Posted by goabroad - January 23rd, 2015 - 0 comments - Permalink

Meeting the famous Spike Lee in Italy

Written by Mayowa Laniran, Foster undergraduate

Today was a very interesting day to say the least. Spike Lee, one of the greatest American filmmakers visited our university today to talk about cinema and sports. But those topics only lasted a little while, as many of the Italian students began asking questions about the issue of police violence against blacks in America. High profile cases of Mike Brown and Eric Garner were revolving around the world news, and Spike Lee used this platform as a forum to discuss the issues. After showing the moving video of Garner’s death, many Italian students wanted to know how they could help speak up and raise awareness about the issue. It was a cool event showing that students from all around the world wanted to invest their time to fight racism. Eventually the conversation turned to discussing racism that exists in Italy and all over Europe. Afterwards, I got the opportunity to speak with Spike for a few minutes and had to snap a picture for the record.


Posted by goabroad - January 23rd, 2015 - 0 comments - Permalink

Parting Words

Written by Bonnie Beam, Foster undergraduate

Who knew that small, quirky Pamplona would forever hold a special place in my heart? I had the incredible opportunity to study abroad at the University of Navarra in the Fall of 2014. During my time in Spain, I was amazed at how much I don’t know and the capacity I have to learn if I humbly allow others to teach me what they know. A huge part of this realization came about in my living situation in Pamplona. Early on I decided I wanted to live with locals of the city, knowing that my Spanish was bound to improve much more than if I were to live with people who spoke my native language. This was by far the best decision I made! It was awesome to learn about UNAV, Pamplona and Spain at large through their eyes. They were very eager to help me improve my Spanish, correct my embarrassing mistakes (like referring to God as sexy instead of good – it’s “Dios ES bueno” not “está” in case you were wondering) and teach me all those idiomatic expressions.
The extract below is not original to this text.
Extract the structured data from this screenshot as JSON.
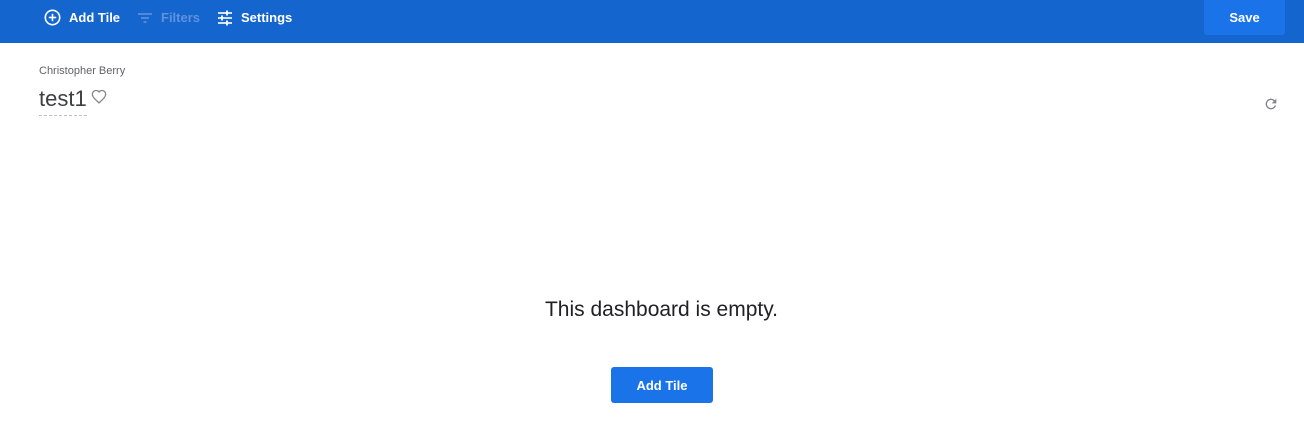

Another “must” is going on all the trips with the international students, arranged by the international student office at UNAV! It is the best way to get connected with your fellow exchange students and experience Northern Spain. Our trip to Asturias was by far my favorite- a weekend full of repelling down waterfalls, kayaking, cave-exploring, mountain-climbing. What more could you want?! As a side note, the international student office and the student ambassadors were extremely helpful during my time at UNAV and were always more than willing to answer questions about the school, registering for classes, and give their suggestions for things to do/see in Pamplona and the surrounding cities!

Some other cool experiences I had were tutoring two Spanish kids in English (there is a large demand for English-speaking tutors so look into it if you’re interested in hanging out with kids a few hours a week and earning a little extra money), getting involved with an evangelical church in the area and getting to know more college-aged Spainards that way and playing badminton every week at the polideportivo (UNAV has a variety of sports for which they offer free group lessons every week) and learning how to play pádel with my roommates.
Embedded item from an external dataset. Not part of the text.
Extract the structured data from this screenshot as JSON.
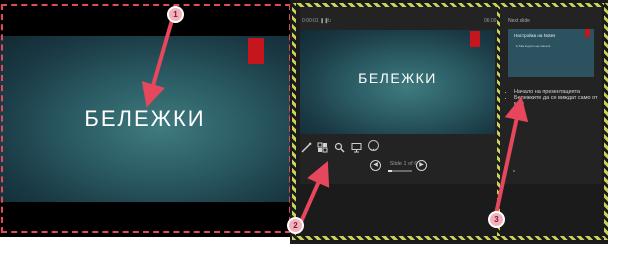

I had a wonderful experience at UNAV! Was it challenging? Very. Awkward? You bet. Eye-opening? Most definitely. Fun? Of course! Worth it? Totally. Whenever you place yourself into a new environment with a completely different culture, language and set of norms, you can expect to grow. But only to the degree that you allow. So if I could give you one piece of advice, it would be to allow yourself to grow A LOT! Attend the conferences, go on awesome adventures with the International Office, serve in some capacity at Navarra, talk with the locals, go to your professors’ office hours, live with Spainards, do things you wouldn’t normally do when your back in the comfort of your home country!



Hanging out on the beach of Southern France with my roommates. France is only about 2 hours away- you must go!
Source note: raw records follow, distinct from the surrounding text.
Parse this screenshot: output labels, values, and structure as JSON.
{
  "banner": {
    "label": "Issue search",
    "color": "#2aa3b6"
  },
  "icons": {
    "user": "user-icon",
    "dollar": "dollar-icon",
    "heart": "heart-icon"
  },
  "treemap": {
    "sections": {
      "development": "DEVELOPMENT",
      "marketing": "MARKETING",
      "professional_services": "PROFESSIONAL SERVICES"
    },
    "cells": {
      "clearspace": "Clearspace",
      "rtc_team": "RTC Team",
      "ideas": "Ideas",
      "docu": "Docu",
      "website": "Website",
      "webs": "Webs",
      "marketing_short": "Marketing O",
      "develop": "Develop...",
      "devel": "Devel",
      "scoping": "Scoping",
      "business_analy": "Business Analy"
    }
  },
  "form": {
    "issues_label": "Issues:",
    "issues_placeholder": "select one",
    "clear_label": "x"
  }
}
Posted by goabroad - January 23rd, 2015 - 0 comments - Permalink